# [DATA TO PROCESS]
+---+
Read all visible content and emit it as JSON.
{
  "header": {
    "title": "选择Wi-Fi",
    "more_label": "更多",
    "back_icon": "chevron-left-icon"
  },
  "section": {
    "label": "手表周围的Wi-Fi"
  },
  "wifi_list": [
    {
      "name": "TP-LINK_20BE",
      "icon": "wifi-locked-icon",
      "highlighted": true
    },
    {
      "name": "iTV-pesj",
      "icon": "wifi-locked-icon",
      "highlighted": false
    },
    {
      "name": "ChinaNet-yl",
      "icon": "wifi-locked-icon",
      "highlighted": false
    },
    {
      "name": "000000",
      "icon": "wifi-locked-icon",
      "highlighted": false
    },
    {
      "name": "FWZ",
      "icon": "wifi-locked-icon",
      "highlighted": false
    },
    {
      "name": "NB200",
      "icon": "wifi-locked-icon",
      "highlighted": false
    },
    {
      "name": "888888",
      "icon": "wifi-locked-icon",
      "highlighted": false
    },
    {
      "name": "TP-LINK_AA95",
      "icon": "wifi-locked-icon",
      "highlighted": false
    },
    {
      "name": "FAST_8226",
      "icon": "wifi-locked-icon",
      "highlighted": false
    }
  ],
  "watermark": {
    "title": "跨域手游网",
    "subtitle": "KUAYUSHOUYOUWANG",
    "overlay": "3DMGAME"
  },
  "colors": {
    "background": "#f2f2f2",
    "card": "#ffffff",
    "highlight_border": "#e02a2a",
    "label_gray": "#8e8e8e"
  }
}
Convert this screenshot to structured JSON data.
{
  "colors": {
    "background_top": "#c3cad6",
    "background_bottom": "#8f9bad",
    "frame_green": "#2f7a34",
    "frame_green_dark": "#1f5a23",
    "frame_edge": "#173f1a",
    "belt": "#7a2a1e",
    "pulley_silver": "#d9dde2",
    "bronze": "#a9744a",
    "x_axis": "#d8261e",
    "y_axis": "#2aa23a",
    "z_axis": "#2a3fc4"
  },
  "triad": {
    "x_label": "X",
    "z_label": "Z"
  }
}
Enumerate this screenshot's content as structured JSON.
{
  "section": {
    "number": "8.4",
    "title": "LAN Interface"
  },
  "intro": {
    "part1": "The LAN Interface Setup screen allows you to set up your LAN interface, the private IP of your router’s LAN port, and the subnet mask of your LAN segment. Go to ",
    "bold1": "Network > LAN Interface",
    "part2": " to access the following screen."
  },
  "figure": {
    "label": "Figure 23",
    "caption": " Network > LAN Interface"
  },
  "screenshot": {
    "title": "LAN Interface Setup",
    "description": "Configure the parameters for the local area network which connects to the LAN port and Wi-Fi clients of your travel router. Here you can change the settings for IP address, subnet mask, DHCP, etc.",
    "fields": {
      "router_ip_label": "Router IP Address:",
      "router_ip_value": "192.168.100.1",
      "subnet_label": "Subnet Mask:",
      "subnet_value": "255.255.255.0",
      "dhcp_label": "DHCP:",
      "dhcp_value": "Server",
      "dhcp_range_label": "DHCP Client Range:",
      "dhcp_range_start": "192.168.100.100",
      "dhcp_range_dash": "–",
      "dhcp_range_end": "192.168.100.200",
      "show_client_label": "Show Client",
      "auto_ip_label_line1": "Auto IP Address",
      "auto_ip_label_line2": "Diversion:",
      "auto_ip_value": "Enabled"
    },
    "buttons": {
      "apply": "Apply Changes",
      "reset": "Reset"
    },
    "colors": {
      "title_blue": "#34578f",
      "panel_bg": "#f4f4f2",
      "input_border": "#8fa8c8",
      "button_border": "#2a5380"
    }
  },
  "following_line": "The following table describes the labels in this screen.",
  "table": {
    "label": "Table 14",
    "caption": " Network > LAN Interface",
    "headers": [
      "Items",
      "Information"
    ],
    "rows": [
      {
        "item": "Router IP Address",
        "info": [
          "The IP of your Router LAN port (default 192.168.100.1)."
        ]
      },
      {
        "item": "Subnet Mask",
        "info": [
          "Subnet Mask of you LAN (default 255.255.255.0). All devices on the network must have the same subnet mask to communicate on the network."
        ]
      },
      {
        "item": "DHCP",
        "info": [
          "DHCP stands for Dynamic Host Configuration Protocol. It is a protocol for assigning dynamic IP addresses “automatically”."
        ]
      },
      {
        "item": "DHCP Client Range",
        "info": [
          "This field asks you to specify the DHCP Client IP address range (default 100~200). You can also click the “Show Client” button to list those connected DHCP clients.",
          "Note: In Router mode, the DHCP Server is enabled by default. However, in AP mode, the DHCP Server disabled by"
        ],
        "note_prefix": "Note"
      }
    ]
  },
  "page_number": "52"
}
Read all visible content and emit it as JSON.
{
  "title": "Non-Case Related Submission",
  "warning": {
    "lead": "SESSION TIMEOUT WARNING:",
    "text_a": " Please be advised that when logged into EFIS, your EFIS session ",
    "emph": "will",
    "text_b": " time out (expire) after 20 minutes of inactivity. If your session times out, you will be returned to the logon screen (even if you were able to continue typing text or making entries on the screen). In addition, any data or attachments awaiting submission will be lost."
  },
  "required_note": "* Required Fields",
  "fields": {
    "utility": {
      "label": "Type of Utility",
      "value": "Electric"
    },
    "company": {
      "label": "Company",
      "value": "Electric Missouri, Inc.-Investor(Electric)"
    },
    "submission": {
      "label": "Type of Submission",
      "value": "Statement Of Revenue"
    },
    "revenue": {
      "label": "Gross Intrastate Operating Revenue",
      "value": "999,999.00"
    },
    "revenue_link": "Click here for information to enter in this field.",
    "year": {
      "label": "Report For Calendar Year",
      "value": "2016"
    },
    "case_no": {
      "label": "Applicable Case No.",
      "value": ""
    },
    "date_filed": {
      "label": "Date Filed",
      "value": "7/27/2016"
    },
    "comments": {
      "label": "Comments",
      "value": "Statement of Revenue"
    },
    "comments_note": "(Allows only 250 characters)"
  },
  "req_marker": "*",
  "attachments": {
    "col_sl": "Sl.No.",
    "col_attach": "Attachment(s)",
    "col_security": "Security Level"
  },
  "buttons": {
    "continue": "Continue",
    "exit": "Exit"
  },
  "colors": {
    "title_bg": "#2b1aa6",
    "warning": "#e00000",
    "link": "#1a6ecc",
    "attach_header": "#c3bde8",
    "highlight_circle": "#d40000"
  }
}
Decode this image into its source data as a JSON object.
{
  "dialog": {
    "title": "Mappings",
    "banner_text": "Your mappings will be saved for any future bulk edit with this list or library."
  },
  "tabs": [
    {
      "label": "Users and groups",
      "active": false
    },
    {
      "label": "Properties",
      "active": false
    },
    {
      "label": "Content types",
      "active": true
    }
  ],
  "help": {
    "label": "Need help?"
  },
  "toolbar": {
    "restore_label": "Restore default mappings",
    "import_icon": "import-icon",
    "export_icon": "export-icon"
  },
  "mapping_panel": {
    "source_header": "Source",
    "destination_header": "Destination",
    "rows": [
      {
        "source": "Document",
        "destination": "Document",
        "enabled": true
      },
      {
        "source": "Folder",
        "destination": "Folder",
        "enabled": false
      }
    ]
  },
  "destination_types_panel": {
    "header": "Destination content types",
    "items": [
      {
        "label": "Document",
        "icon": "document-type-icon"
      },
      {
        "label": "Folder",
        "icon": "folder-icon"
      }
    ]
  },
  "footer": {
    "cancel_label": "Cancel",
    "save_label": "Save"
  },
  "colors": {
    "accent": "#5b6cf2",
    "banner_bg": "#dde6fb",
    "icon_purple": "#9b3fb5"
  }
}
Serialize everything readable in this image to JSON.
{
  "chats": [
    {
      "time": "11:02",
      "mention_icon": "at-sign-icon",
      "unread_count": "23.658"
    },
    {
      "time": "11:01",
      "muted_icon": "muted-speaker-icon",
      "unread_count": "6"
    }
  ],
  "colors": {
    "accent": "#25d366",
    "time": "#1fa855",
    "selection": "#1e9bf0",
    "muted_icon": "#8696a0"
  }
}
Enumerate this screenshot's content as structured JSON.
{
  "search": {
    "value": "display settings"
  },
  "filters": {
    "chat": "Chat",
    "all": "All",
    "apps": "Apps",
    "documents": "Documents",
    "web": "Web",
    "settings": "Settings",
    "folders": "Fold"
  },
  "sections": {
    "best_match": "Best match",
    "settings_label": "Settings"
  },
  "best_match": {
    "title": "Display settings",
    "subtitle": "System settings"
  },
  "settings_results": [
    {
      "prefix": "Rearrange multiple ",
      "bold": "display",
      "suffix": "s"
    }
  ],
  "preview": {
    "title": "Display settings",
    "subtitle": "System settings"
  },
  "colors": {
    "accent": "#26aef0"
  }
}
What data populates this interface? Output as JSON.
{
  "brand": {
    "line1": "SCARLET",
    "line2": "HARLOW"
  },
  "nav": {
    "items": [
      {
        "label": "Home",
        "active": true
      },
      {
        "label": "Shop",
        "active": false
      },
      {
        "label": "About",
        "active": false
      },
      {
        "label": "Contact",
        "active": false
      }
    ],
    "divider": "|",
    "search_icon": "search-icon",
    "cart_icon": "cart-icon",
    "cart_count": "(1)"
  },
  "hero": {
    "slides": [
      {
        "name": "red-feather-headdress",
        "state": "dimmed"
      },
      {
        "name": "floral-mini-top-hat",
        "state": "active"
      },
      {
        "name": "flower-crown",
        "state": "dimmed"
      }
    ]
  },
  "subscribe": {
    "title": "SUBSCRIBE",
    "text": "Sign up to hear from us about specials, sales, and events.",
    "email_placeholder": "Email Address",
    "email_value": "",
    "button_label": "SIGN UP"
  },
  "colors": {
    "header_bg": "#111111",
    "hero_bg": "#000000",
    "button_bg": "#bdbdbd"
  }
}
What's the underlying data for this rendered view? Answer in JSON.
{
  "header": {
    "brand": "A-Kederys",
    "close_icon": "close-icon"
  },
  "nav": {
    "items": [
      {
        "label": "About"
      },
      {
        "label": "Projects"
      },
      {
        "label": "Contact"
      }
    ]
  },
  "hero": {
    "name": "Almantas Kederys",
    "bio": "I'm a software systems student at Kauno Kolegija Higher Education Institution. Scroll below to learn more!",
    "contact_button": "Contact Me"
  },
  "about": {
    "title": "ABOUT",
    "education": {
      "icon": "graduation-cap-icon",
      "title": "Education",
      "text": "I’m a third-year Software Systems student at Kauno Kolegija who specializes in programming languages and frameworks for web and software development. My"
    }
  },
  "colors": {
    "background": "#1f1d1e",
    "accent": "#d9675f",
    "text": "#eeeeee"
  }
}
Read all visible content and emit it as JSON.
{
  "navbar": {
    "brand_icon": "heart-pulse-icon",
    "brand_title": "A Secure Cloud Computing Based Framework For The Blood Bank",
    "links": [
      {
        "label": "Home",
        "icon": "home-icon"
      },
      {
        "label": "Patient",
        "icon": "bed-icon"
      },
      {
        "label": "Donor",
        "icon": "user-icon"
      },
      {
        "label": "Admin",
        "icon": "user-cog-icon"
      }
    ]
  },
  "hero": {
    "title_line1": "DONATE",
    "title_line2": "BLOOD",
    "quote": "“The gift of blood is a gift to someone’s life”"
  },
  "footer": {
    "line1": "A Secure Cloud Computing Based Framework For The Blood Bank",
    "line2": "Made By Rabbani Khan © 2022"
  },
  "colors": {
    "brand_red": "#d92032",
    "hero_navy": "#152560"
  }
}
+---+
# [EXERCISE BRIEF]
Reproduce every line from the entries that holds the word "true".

# [YOUR SOLUTION]
      "highlighted": true
      "active": true
        "enabled": true
        "active": true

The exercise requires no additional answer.